In their research study, Drs. Mossé and Lemmon described the molecular events that account for how the different mutations affect how neuroblastoma tumor cells respond to the drug. The scientists concluded that children having the drug-resistant mutation (F1174L) could benefit from a higher dose of crizotinib. A future pediatric clinical trial will test this approach.

Studying crizotinib for the treatment of neuroblastoma

How crizotinib works

Crizotinib was originally designed as an inhibitor of the MET oncogene, but was subsequently found to inhibit the anaplastic lymphoma kinase (ALK) oncogene. It works by binding within the ATP-binding pocket of these kinases. This competes with protein kinases, that when mutated, cause unregulated reproduction of cells. Crizotinib received accelerated FDA-approved to treat certain non-small cell lung cancers in August 2011.

Drugs that target specific ATP-binding pockets first entered clinical trials in the 1990s. Prior to that, it was believed that it would be too difficult to design such a compound. There are hundreds of kinases in the human body, and each has its own ATP-binding pocket. But as scientists learned more about the varying structure of ATP-binding pockets, they realized that it would be possible to inhibit a specific enzyme found in a cancer cell, rather than killing all cells in the body that divide rapidly. The first such drug was Gleevec, which received FDA approval in May 2001 for treatment of patients with chronic myelogenous leukemia.

Translating crizotinib from adults to children with neuroblastoma

About 4 to 8 percent of patients with non-small cell lung cancers have a chromosomal rearrangement that generates a fusion gene between EML4 (echinoderm microtubule-associated protein-like 4) and ALK. The resulting kinase activity contributes to the development of cancer. Scientists at the Center for Childhood Cancer Research found in 2008 that the majority of hereditary neuroblastomas are caused by germline mutations in the ALK gene, leading to changes in the blueprint of this gene that alter the genetic message and lead to initiation of neuroblastoma.

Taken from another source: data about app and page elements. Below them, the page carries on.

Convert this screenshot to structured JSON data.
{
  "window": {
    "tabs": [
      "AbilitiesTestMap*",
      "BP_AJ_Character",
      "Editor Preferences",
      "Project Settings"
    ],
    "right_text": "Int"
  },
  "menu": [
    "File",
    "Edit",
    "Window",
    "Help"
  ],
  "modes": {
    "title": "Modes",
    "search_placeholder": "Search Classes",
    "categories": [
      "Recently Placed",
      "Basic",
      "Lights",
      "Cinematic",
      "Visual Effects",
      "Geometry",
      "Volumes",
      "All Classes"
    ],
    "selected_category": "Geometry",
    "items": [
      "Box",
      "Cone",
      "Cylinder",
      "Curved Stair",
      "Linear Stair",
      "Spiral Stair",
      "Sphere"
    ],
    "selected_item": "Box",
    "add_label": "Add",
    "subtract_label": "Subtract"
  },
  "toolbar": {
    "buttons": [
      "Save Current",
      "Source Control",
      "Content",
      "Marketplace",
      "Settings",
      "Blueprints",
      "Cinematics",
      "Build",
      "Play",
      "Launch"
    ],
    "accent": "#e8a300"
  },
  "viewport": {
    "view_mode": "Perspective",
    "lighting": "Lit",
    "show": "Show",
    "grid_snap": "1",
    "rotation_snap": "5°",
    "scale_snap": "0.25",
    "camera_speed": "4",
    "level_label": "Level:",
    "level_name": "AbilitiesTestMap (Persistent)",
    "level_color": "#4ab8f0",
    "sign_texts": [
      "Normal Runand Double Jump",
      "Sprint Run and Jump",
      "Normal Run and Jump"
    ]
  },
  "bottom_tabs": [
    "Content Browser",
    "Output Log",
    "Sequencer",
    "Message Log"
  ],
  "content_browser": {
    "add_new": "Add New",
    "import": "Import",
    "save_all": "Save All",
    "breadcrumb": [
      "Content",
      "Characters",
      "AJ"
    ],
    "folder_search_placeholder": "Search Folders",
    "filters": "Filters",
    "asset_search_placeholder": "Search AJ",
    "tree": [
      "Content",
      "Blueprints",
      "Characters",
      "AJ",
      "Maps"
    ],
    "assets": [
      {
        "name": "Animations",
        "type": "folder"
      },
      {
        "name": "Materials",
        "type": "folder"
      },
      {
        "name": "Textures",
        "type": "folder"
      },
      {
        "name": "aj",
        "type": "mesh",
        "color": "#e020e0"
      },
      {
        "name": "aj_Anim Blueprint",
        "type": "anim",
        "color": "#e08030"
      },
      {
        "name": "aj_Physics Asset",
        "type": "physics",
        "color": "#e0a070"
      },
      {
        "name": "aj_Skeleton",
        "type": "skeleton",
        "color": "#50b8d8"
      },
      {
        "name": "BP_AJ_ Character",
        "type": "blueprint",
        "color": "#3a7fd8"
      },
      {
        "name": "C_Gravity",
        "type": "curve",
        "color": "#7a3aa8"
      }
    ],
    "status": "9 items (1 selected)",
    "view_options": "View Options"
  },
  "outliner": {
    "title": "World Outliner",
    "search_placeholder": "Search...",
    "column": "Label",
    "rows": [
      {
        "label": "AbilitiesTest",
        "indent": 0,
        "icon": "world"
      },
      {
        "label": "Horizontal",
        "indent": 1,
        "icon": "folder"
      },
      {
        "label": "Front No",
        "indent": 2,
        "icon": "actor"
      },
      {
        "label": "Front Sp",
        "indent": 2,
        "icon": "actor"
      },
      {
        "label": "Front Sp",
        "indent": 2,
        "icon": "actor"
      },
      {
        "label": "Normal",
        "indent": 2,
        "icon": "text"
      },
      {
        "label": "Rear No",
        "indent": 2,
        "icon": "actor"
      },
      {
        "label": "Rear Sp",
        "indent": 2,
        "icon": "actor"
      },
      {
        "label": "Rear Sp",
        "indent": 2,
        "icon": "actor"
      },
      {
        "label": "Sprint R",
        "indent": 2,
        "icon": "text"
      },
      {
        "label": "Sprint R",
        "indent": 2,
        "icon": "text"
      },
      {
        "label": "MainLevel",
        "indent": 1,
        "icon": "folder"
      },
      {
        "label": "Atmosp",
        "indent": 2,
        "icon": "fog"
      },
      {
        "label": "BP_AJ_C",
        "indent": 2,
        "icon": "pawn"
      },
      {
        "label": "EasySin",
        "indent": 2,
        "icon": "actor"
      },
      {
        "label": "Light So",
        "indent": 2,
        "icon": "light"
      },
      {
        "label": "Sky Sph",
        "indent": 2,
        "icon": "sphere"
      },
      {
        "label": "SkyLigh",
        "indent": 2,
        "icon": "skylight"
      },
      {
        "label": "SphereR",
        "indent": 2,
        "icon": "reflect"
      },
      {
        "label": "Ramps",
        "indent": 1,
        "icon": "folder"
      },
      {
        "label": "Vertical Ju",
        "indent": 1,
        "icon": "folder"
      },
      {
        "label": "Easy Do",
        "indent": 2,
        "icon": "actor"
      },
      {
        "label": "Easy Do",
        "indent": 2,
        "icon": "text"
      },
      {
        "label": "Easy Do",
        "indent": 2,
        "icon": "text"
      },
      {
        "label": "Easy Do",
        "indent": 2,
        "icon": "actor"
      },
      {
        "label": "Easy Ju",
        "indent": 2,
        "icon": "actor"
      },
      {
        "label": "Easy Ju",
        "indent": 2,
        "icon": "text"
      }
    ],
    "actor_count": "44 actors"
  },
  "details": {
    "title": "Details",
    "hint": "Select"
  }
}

These mutations result in constitutive phosphorylation — unregulated growth of the cell. It was shown that targeted knockdown of ALK messenger RNA stopped growth in all cell lines where mutant or amplified ALK was present, as well as in two out of six wild-type cell lines for ALK. This can be achieved with an ALK inhibitor, such as crizotinib. The discovery of ALK mutations in February 2008 was translated into the activation of a phase 1/2 trial of Crizotinib within the Children’s Oncology Group in August 2009.

Diagnostic testing for patients diagnosed with neuroblastoma

All children with a diagnosis of neuroblastoma should be tested for the ALK mutation, something that CHOP currently offers for families across the country. Having this information provides potentially more treatment options for children who have suffered a relapse, with the ultimate goal of customizing the approach when patients are newly diagnosed with the type of neuroblastoma that has an ALK abnormality.

CHOP’s molecular genetics lab offers several diagnostic tests related to neuroblastoma. 

  • Neuroblastoma (ALK and PHOX2B Sequencing Panel)
  • Neuroblastoma (ALK Known Mutation)
  • Neuroblastoma (ALK Sequence Analysis)
  • Neuroblastoma / Classic Congenital Central Hypoventilation Syndrome, CCHS (PHOX2B Gene Sequence Analysis)
  • Neuroblastoma / Classic Congenital Central Hypoventilation Syndrome, CCHS (PHOX2B Known Mutation)

Reviewed on January 29, 2014